• _Problem to work on_:
Please filter the entries for the word "ntfs" and copy every line that has it.

[Website and app data records]
- Opening Delimiter -
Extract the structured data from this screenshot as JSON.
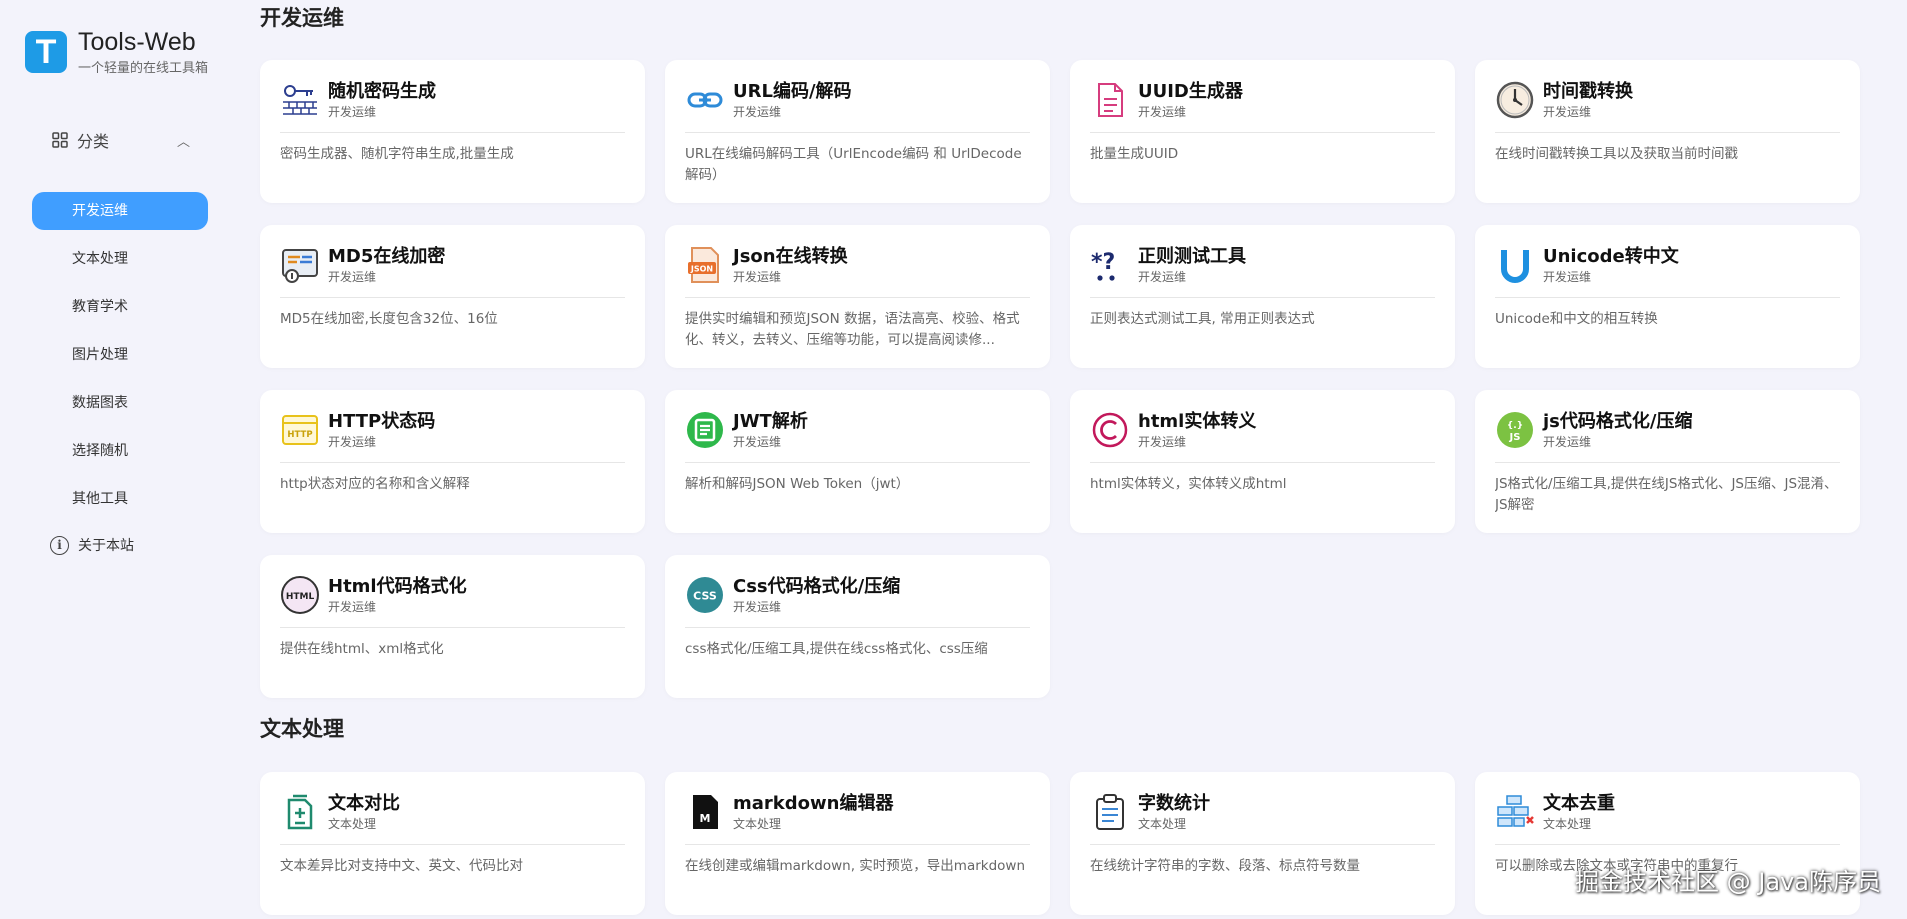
{
  "app": {
    "title": "Tools-Web",
    "subtitle": "一个轻量的在线工具箱"
  },
  "sidebar": {
    "category_label": "分类",
    "items": [
      {
        "label": "开发运维",
        "active": true
      },
      {
        "label": "文本处理",
        "active": false
      },
      {
        "label": "教育学术",
        "active": false
      },
      {
        "label": "图片处理",
        "active": false
      },
      {
        "label": "数据图表",
        "active": false
      },
      {
        "label": "选择随机",
        "active": false
      },
      {
        "label": "其他工具",
        "active": false
      }
    ],
    "about_label": "关于本站"
  },
  "sections": [
    {
      "title": "开发运维",
      "cards": [
        {
          "name": "随机密码生成",
          "category": "开发运维",
          "desc": "密码生成器、随机字符串生成,批量生成",
          "icon": "password-icon"
        },
        {
          "name": "URL编码/解码",
          "category": "开发运维",
          "desc": "URL在线编码解码工具（UrlEncode编码 和 UrlDecode解码）",
          "icon": "link-icon"
        },
        {
          "name": "UUID生成器",
          "category": "开发运维",
          "desc": "批量生成UUID",
          "icon": "document-icon"
        },
        {
          "name": "时间戳转换",
          "category": "开发运维",
          "desc": "在线时间戳转换工具以及获取当前时间戳",
          "icon": "clock-icon"
        },
        {
          "name": "MD5在线加密",
          "category": "开发运维",
          "desc": "MD5在线加密,长度包含32位、16位",
          "icon": "encrypt-icon"
        },
        {
          "name": "Json在线转换",
          "category": "开发运维",
          "desc": "提供实时编辑和预览JSON 数据，语法高亮、校验、格式化、转义，去转义、压缩等功能，可以提高阅读修...",
          "icon": "json-file-icon"
        },
        {
          "name": "正则测试工具",
          "category": "开发运维",
          "desc": "正则表达式测试工具, 常用正则表达式",
          "icon": "regex-icon"
        },
        {
          "name": "Unicode转中文",
          "category": "开发运维",
          "desc": "Unicode和中文的相互转换",
          "icon": "unicode-icon"
        },
        {
          "name": "HTTP状态码",
          "category": "开发运维",
          "desc": "http状态对应的名称和含义解释",
          "icon": "http-icon"
        },
        {
          "name": "JWT解析",
          "category": "开发运维",
          "desc": "解析和解码JSON Web Token（jwt）",
          "icon": "jwt-icon"
        },
        {
          "name": "html实体转义",
          "category": "开发运维",
          "desc": "html实体转义，实体转义成html",
          "icon": "copyright-icon"
        },
        {
          "name": "js代码格式化/压缩",
          "category": "开发运维",
          "desc": "JS格式化/压缩工具,提供在线JS格式化、JS压缩、JS混淆、JS解密",
          "icon": "js-icon"
        },
        {
          "name": "Html代码格式化",
          "category": "开发运维",
          "desc": "提供在线html、xml格式化",
          "icon": "html-icon"
        },
        {
          "name": "Css代码格式化/压缩",
          "category": "开发运维",
          "desc": "css格式化/压缩工具,提供在线css格式化、css压缩",
          "icon": "css-icon"
        }
      ]
    },
    {
      "title": "文本处理",
      "cards": [
        {
          "name": "文本对比",
          "category": "文本处理",
          "desc": "文本差异比对支持中文、英文、代码比对",
          "icon": "diff-icon"
        },
        {
          "name": "markdown编辑器",
          "category": "文本处理",
          "desc": "在线创建或编辑markdown, 实时预览，导出markdown",
          "icon": "markdown-icon"
        },
        {
          "name": "字数统计",
          "category": "文本处理",
          "desc": "在线统计字符串的字数、段落、标点符号数量",
          "icon": "clipboard-icon"
        },
        {
          "name": "文本去重",
          "category": "文本处理",
          "desc": "可以删除或去除文本或字符串中的重复行",
          "icon": "dedupe-icon"
        }
      ]
    }
  ],
  "watermark": "掘金技术社区 @ Java陈序员",
  "colors": {
    "accent": "#409eff",
    "page_bg": "#f3f3fb",
    "logo": "#1e9be6"
  }
}
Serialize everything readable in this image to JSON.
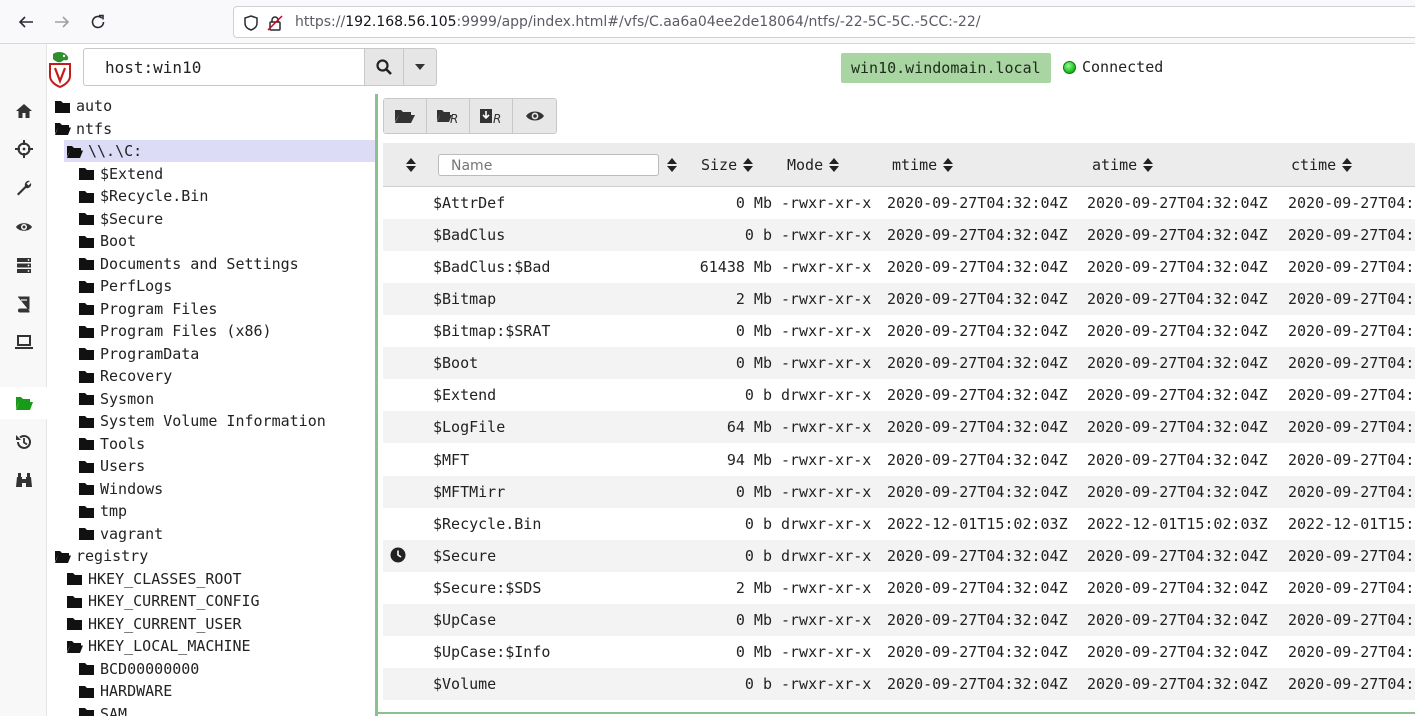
{
  "browser": {
    "url_prefix": "https://",
    "url_host": "192.168.56.105",
    "url_rest": ":9999/app/index.html#/vfs/C.aa6a04ee2de18064/ntfs/-22-5C-5C.-5CC:-22/"
  },
  "search": {
    "value": "host:win10"
  },
  "client": {
    "hostname": "win10.windomain.local",
    "status": "Connected"
  },
  "tree": [
    {
      "label": "auto",
      "indent": 0,
      "open": false
    },
    {
      "label": "ntfs",
      "indent": 0,
      "open": true
    },
    {
      "label": "\\\\.\\C:",
      "indent": 1,
      "open": true,
      "selected": true
    },
    {
      "label": "$Extend",
      "indent": 2,
      "open": false
    },
    {
      "label": "$Recycle.Bin",
      "indent": 2,
      "open": false
    },
    {
      "label": "$Secure",
      "indent": 2,
      "open": false
    },
    {
      "label": "Boot",
      "indent": 2,
      "open": false
    },
    {
      "label": "Documents and Settings",
      "indent": 2,
      "open": false
    },
    {
      "label": "PerfLogs",
      "indent": 2,
      "open": false
    },
    {
      "label": "Program Files",
      "indent": 2,
      "open": false
    },
    {
      "label": "Program Files (x86)",
      "indent": 2,
      "open": false
    },
    {
      "label": "ProgramData",
      "indent": 2,
      "open": false
    },
    {
      "label": "Recovery",
      "indent": 2,
      "open": false
    },
    {
      "label": "Sysmon",
      "indent": 2,
      "open": false
    },
    {
      "label": "System Volume Information",
      "indent": 2,
      "open": false
    },
    {
      "label": "Tools",
      "indent": 2,
      "open": false
    },
    {
      "label": "Users",
      "indent": 2,
      "open": false
    },
    {
      "label": "Windows",
      "indent": 2,
      "open": false
    },
    {
      "label": "tmp",
      "indent": 2,
      "open": false
    },
    {
      "label": "vagrant",
      "indent": 2,
      "open": false
    },
    {
      "label": "registry",
      "indent": 0,
      "open": true
    },
    {
      "label": "HKEY_CLASSES_ROOT",
      "indent": 1,
      "open": false
    },
    {
      "label": "HKEY_CURRENT_CONFIG",
      "indent": 1,
      "open": false
    },
    {
      "label": "HKEY_CURRENT_USER",
      "indent": 1,
      "open": false
    },
    {
      "label": "HKEY_LOCAL_MACHINE",
      "indent": 1,
      "open": true
    },
    {
      "label": "BCD00000000",
      "indent": 2,
      "open": false
    },
    {
      "label": "HARDWARE",
      "indent": 2,
      "open": false
    },
    {
      "label": "SAM",
      "indent": 2,
      "open": false
    }
  ],
  "table": {
    "filter_placeholder": "Name",
    "columns": {
      "size": "Size",
      "mode": "Mode",
      "mtime": "mtime",
      "atime": "atime",
      "ctime": "ctime"
    },
    "rows": [
      {
        "name": "$AttrDef",
        "size": "0 Mb",
        "mode": "-rwxr-xr-x",
        "mtime": "2020-09-27T04:32:04Z",
        "atime": "2020-09-27T04:32:04Z",
        "ctime": "2020-09-27T04:",
        "history": false
      },
      {
        "name": "$BadClus",
        "size": "0 b",
        "mode": "-rwxr-xr-x",
        "mtime": "2020-09-27T04:32:04Z",
        "atime": "2020-09-27T04:32:04Z",
        "ctime": "2020-09-27T04:",
        "history": false
      },
      {
        "name": "$BadClus:$Bad",
        "size": "61438 Mb",
        "mode": "-rwxr-xr-x",
        "mtime": "2020-09-27T04:32:04Z",
        "atime": "2020-09-27T04:32:04Z",
        "ctime": "2020-09-27T04:",
        "history": false
      },
      {
        "name": "$Bitmap",
        "size": "2 Mb",
        "mode": "-rwxr-xr-x",
        "mtime": "2020-09-27T04:32:04Z",
        "atime": "2020-09-27T04:32:04Z",
        "ctime": "2020-09-27T04:",
        "history": false
      },
      {
        "name": "$Bitmap:$SRAT",
        "size": "0 Mb",
        "mode": "-rwxr-xr-x",
        "mtime": "2020-09-27T04:32:04Z",
        "atime": "2020-09-27T04:32:04Z",
        "ctime": "2020-09-27T04:",
        "history": false
      },
      {
        "name": "$Boot",
        "size": "0 Mb",
        "mode": "-rwxr-xr-x",
        "mtime": "2020-09-27T04:32:04Z",
        "atime": "2020-09-27T04:32:04Z",
        "ctime": "2020-09-27T04:",
        "history": false
      },
      {
        "name": "$Extend",
        "size": "0 b",
        "mode": "drwxr-xr-x",
        "mtime": "2020-09-27T04:32:04Z",
        "atime": "2020-09-27T04:32:04Z",
        "ctime": "2020-09-27T04:",
        "history": false
      },
      {
        "name": "$LogFile",
        "size": "64 Mb",
        "mode": "-rwxr-xr-x",
        "mtime": "2020-09-27T04:32:04Z",
        "atime": "2020-09-27T04:32:04Z",
        "ctime": "2020-09-27T04:",
        "history": false
      },
      {
        "name": "$MFT",
        "size": "94 Mb",
        "mode": "-rwxr-xr-x",
        "mtime": "2020-09-27T04:32:04Z",
        "atime": "2020-09-27T04:32:04Z",
        "ctime": "2020-09-27T04:",
        "history": false
      },
      {
        "name": "$MFTMirr",
        "size": "0 Mb",
        "mode": "-rwxr-xr-x",
        "mtime": "2020-09-27T04:32:04Z",
        "atime": "2020-09-27T04:32:04Z",
        "ctime": "2020-09-27T04:",
        "history": false
      },
      {
        "name": "$Recycle.Bin",
        "size": "0 b",
        "mode": "drwxr-xr-x",
        "mtime": "2022-12-01T15:02:03Z",
        "atime": "2022-12-01T15:02:03Z",
        "ctime": "2022-12-01T15:",
        "history": false
      },
      {
        "name": "$Secure",
        "size": "0 b",
        "mode": "drwxr-xr-x",
        "mtime": "2020-09-27T04:32:04Z",
        "atime": "2020-09-27T04:32:04Z",
        "ctime": "2020-09-27T04:",
        "history": true
      },
      {
        "name": "$Secure:$SDS",
        "size": "2 Mb",
        "mode": "-rwxr-xr-x",
        "mtime": "2020-09-27T04:32:04Z",
        "atime": "2020-09-27T04:32:04Z",
        "ctime": "2020-09-27T04:",
        "history": false
      },
      {
        "name": "$UpCase",
        "size": "0 Mb",
        "mode": "-rwxr-xr-x",
        "mtime": "2020-09-27T04:32:04Z",
        "atime": "2020-09-27T04:32:04Z",
        "ctime": "2020-09-27T04:",
        "history": false
      },
      {
        "name": "$UpCase:$Info",
        "size": "0 Mb",
        "mode": "-rwxr-xr-x",
        "mtime": "2020-09-27T04:32:04Z",
        "atime": "2020-09-27T04:32:04Z",
        "ctime": "2020-09-27T04:",
        "history": false
      },
      {
        "name": "$Volume",
        "size": "0 b",
        "mode": "-rwxr-xr-x",
        "mtime": "2020-09-27T04:32:04Z",
        "atime": "2020-09-27T04:32:04Z",
        "ctime": "2020-09-27T04:",
        "history": false
      }
    ]
  }
}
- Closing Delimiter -
• _Your response_:
    "url_rest": ":9999/app/index.html#/vfs/C.aa6a04ee2de18064/ntfs/-22-5C-5C.-5CC:-22/"
      "label": "ntfs",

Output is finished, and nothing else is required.